── Task material ──

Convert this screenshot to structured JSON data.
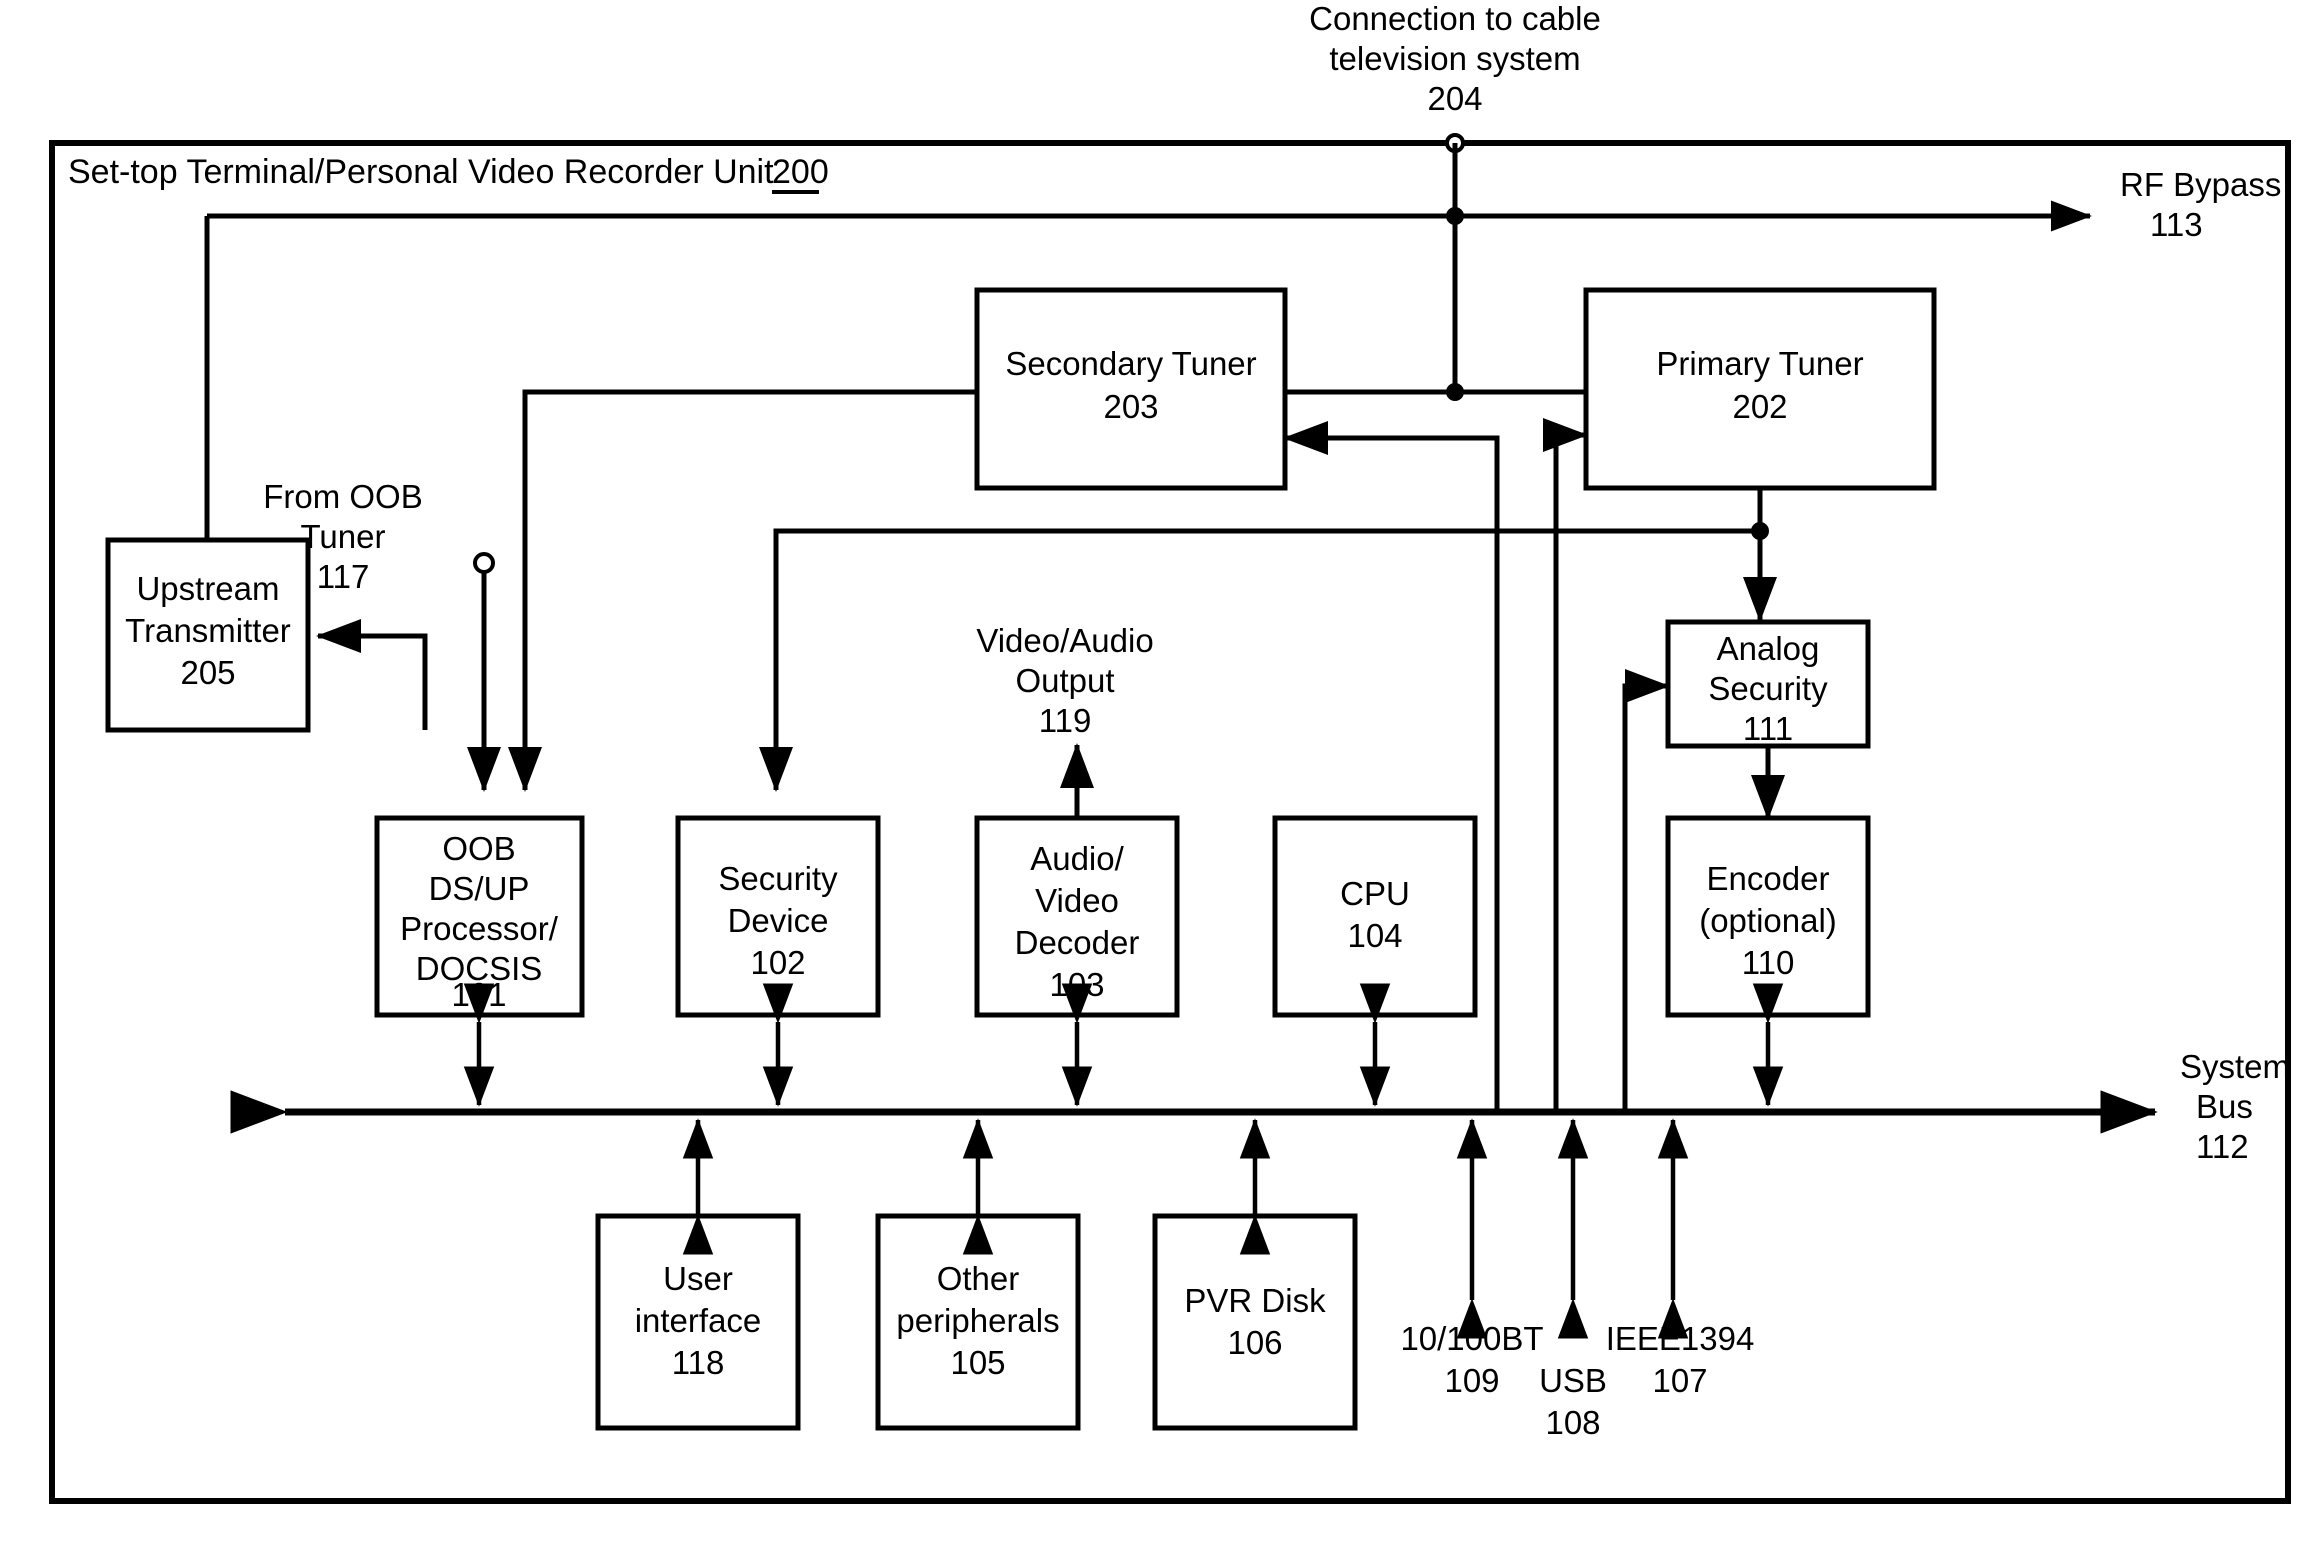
{
  "figure": {
    "title": "Set-top Terminal/Personal Video Recorder Unit",
    "title_ref": "200",
    "accent_color": "#000000",
    "background_color": "#ffffff"
  },
  "external": {
    "cable_connection": {
      "line1": "Connection to cable",
      "line2": "television system",
      "ref": "204"
    },
    "rf_bypass": {
      "label": "RF Bypass",
      "ref": "113"
    },
    "from_oob_tuner": {
      "line1": "From OOB",
      "line2": "Tuner",
      "ref": "117"
    },
    "video_audio_output": {
      "line1": "Video/Audio",
      "line2": "Output",
      "ref": "119"
    },
    "system_bus": {
      "line1": "System",
      "line2": "Bus",
      "ref": "112"
    }
  },
  "blocks": [
    {
      "id": "secondary_tuner",
      "lines": [
        "Secondary Tuner"
      ],
      "ref": "203"
    },
    {
      "id": "primary_tuner",
      "lines": [
        "Primary Tuner"
      ],
      "ref": "202"
    },
    {
      "id": "upstream_transmitter",
      "lines": [
        "Upstream",
        "Transmitter"
      ],
      "ref": "205"
    },
    {
      "id": "oob_processor",
      "lines": [
        "OOB",
        "DS/UP",
        "Processor/",
        "DOCSIS"
      ],
      "ref": "101"
    },
    {
      "id": "security_device",
      "lines": [
        "Security",
        "Device"
      ],
      "ref": "102"
    },
    {
      "id": "av_decoder",
      "lines": [
        "Audio/",
        "Video",
        "Decoder"
      ],
      "ref": "103"
    },
    {
      "id": "cpu",
      "lines": [
        "CPU"
      ],
      "ref": "104"
    },
    {
      "id": "analog_security",
      "lines": [
        "Analog",
        "Security"
      ],
      "ref": "111"
    },
    {
      "id": "encoder",
      "lines": [
        "Encoder",
        "(optional)"
      ],
      "ref": "110"
    },
    {
      "id": "user_interface",
      "lines": [
        "User",
        "interface"
      ],
      "ref": "118"
    },
    {
      "id": "other_peripherals",
      "lines": [
        "Other",
        "peripherals"
      ],
      "ref": "105"
    },
    {
      "id": "pvr_disk",
      "lines": [
        "PVR Disk"
      ],
      "ref": "106"
    }
  ],
  "bus_ports": [
    {
      "id": "port_10_100bt",
      "label": "10/100BT",
      "ref": "109"
    },
    {
      "id": "port_usb",
      "label": "USB",
      "ref": "108"
    },
    {
      "id": "port_ieee1394",
      "label": "IEEE1394",
      "ref": "107"
    }
  ],
  "block_text": {
    "secondary_tuner_l1": "Secondary Tuner",
    "secondary_tuner_ref": "203",
    "primary_tuner_l1": "Primary Tuner",
    "primary_tuner_ref": "202",
    "upstream_l1": "Upstream",
    "upstream_l2": "Transmitter",
    "upstream_ref": "205",
    "oob_l1": "OOB",
    "oob_l2": "DS/UP",
    "oob_l3": "Processor/",
    "oob_l4": "DOCSIS",
    "oob_ref": "101",
    "secdev_l1": "Security",
    "secdev_l2": "Device",
    "secdev_ref": "102",
    "avdec_l1": "Audio/",
    "avdec_l2": "Video",
    "avdec_l3": "Decoder",
    "avdec_ref": "103",
    "cpu_l1": "CPU",
    "cpu_ref": "104",
    "analogsec_l1": "Analog",
    "analogsec_l2": "Security",
    "analogsec_ref": "111",
    "encoder_l1": "Encoder",
    "encoder_l2": "(optional)",
    "encoder_ref": "110",
    "ui_l1": "User",
    "ui_l2": "interface",
    "ui_ref": "118",
    "periph_l1": "Other",
    "periph_l2": "peripherals",
    "periph_ref": "105",
    "pvr_l1": "PVR Disk",
    "pvr_ref": "106"
  },
  "port_text": {
    "bt_label": "10/100BT",
    "bt_ref": "109",
    "usb_label": "USB",
    "usb_ref": "108",
    "ieee_label": "IEEE1394",
    "ieee_ref": "107"
  }
}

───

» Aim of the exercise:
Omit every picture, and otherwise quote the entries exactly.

» Expected answer:
Convert this screenshot to structured JSON data.
{
  "figure": {
    "title": "Set-top Terminal/Personal Video Recorder Unit",
    "title_ref": "200",
    "accent_color": "#000000",
    "background_color": "#ffffff"
  },
  "external": {
    "cable_connection": {
      "line1": "Connection to cable",
      "line2": "television system",
      "ref": "204"
    },
    "rf_bypass": {
      "label": "RF Bypass",
      "ref": "113"
    },
    "from_oob_tuner": {
      "line1": "From OOB",
      "line2": "Tuner",
      "ref": "117"
    },
    "video_audio_output": {
      "line1": "Video/Audio",
      "line2": "Output",
      "ref": "119"
    },
    "system_bus": {
      "line1": "System",
      "line2": "Bus",
      "ref": "112"
    }
  },
  "blocks": [
    {
      "id": "secondary_tuner",
      "lines": [
        "Secondary Tuner"
      ],
      "ref": "203"
    },
    {
      "id": "primary_tuner",
      "lines": [
        "Primary Tuner"
      ],
      "ref": "202"
    },
    {
      "id": "upstream_transmitter",
      "lines": [
        "Upstream",
        "Transmitter"
      ],
      "ref": "205"
    },
    {
      "id": "oob_processor",
      "lines": [
        "OOB",
        "DS/UP",
        "Processor/",
        "DOCSIS"
      ],
      "ref": "101"
    },
    {
      "id": "security_device",
      "lines": [
        "Security",
        "Device"
      ],
      "ref": "102"
    },
    {
      "id": "av_decoder",
      "lines": [
        "Audio/",
        "Video",
        "Decoder"
      ],
      "ref": "103"
    },
    {
      "id": "cpu",
      "lines": [
        "CPU"
      ],
      "ref": "104"
    },
    {
      "id": "analog_security",
      "lines": [
        "Analog",
        "Security"
      ],
      "ref": "111"
    },
    {
      "id": "encoder",
      "lines": [
        "Encoder",
        "(optional)"
      ],
      "ref": "110"
    },
    {
      "id": "user_interface",
      "lines": [
        "User",
        "interface"
      ],
      "ref": "118"
    },
    {
      "id": "other_peripherals",
      "lines": [
        "Other",
        "peripherals"
      ],
      "ref": "105"
    },
    {
      "id": "pvr_disk",
      "lines": [
        "PVR Disk"
      ],
      "ref": "106"
    }
  ],
  "bus_ports": [
    {
      "id": "port_10_100bt",
      "label": "10/100BT",
      "ref": "109"
    },
    {
      "id": "port_usb",
      "label": "USB",
      "ref": "108"
    },
    {
      "id": "port_ieee1394",
      "label": "IEEE1394",
      "ref": "107"
    }
  ],
  "block_text": {
    "secondary_tuner_l1": "Secondary Tuner",
    "secondary_tuner_ref": "203",
    "primary_tuner_l1": "Primary Tuner",
    "primary_tuner_ref": "202",
    "upstream_l1": "Upstream",
    "upstream_l2": "Transmitter",
    "upstream_ref": "205",
    "oob_l1": "OOB",
    "oob_l2": "DS/UP",
    "oob_l3": "Processor/",
    "oob_l4": "DOCSIS",
    "oob_ref": "101",
    "secdev_l1": "Security",
    "secdev_l2": "Device",
    "secdev_ref": "102",
    "avdec_l1": "Audio/",
    "avdec_l2": "Video",
    "avdec_l3": "Decoder",
    "avdec_ref": "103",
    "cpu_l1": "CPU",
    "cpu_ref": "104",
    "analogsec_l1": "Analog",
    "analogsec_l2": "Security",
    "analogsec_ref": "111",
    "encoder_l1": "Encoder",
    "encoder_l2": "(optional)",
    "encoder_ref": "110",
    "ui_l1": "User",
    "ui_l2": "interface",
    "ui_ref": "118",
    "periph_l1": "Other",
    "periph_l2": "peripherals",
    "periph_ref": "105",
    "pvr_l1": "PVR Disk",
    "pvr_ref": "106"
  },
  "port_text": {
    "bt_label": "10/100BT",
    "bt_ref": "109",
    "usb_label": "USB",
    "usb_ref": "108",
    "ieee_label": "IEEE1394",
    "ieee_ref": "107"
  }
}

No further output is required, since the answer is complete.